» **Task goal**: How many lines below include the word "left"? State that number and nothing else.

» **Input for this task**:
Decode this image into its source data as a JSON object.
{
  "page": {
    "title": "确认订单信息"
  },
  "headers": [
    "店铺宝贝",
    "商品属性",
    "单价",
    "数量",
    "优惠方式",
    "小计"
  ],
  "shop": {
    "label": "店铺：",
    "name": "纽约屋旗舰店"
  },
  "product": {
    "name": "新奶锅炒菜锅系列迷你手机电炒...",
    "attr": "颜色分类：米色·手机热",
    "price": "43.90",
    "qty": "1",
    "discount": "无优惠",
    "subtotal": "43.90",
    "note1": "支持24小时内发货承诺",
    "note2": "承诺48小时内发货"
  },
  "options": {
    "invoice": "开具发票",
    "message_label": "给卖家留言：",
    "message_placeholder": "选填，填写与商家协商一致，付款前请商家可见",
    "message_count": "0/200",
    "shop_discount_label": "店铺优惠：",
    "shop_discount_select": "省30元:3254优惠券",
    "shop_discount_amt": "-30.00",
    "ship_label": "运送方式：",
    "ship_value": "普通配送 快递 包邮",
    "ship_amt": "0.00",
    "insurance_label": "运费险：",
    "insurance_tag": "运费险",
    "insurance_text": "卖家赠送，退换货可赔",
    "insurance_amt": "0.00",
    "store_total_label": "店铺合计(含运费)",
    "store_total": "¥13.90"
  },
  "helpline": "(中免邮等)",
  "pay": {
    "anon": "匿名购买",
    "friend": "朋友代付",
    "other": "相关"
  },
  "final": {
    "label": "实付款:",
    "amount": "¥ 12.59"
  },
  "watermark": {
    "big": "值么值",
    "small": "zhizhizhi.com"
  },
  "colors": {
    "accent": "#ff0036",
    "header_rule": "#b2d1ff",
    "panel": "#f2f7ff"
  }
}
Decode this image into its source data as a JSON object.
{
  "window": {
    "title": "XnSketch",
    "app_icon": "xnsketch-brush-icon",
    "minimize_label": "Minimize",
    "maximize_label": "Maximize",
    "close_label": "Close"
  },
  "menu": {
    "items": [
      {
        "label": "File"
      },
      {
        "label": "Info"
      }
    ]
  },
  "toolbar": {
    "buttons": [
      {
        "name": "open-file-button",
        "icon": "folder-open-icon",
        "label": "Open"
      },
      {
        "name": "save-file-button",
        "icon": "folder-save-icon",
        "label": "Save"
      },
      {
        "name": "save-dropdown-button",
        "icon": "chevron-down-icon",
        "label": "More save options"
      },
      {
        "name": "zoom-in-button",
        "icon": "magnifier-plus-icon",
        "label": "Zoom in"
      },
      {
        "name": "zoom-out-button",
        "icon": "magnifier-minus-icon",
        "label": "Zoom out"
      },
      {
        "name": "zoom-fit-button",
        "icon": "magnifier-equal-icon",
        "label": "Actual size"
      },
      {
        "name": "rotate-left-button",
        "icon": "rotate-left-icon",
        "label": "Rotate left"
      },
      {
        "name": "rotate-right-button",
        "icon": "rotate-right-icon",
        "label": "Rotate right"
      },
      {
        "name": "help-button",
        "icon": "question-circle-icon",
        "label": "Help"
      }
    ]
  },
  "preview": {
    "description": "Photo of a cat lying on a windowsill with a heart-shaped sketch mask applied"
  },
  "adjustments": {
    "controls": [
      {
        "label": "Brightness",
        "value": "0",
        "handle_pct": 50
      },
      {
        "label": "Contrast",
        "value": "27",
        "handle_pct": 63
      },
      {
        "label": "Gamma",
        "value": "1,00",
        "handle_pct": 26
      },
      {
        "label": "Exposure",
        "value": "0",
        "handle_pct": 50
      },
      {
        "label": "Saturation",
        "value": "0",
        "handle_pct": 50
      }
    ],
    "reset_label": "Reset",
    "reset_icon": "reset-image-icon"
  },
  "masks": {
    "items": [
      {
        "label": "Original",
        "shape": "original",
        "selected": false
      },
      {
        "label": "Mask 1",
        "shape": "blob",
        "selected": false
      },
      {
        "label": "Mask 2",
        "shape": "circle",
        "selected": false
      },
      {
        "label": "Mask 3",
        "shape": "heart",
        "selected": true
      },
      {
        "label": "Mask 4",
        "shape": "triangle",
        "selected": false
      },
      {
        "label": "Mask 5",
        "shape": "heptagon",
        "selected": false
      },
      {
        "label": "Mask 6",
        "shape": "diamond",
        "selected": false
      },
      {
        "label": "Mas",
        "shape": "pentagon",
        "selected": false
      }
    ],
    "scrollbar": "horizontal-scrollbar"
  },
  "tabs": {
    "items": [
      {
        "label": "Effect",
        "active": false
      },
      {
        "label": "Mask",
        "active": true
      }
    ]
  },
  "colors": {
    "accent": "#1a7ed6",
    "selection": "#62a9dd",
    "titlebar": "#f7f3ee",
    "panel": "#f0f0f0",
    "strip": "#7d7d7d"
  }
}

» **Reply**: 3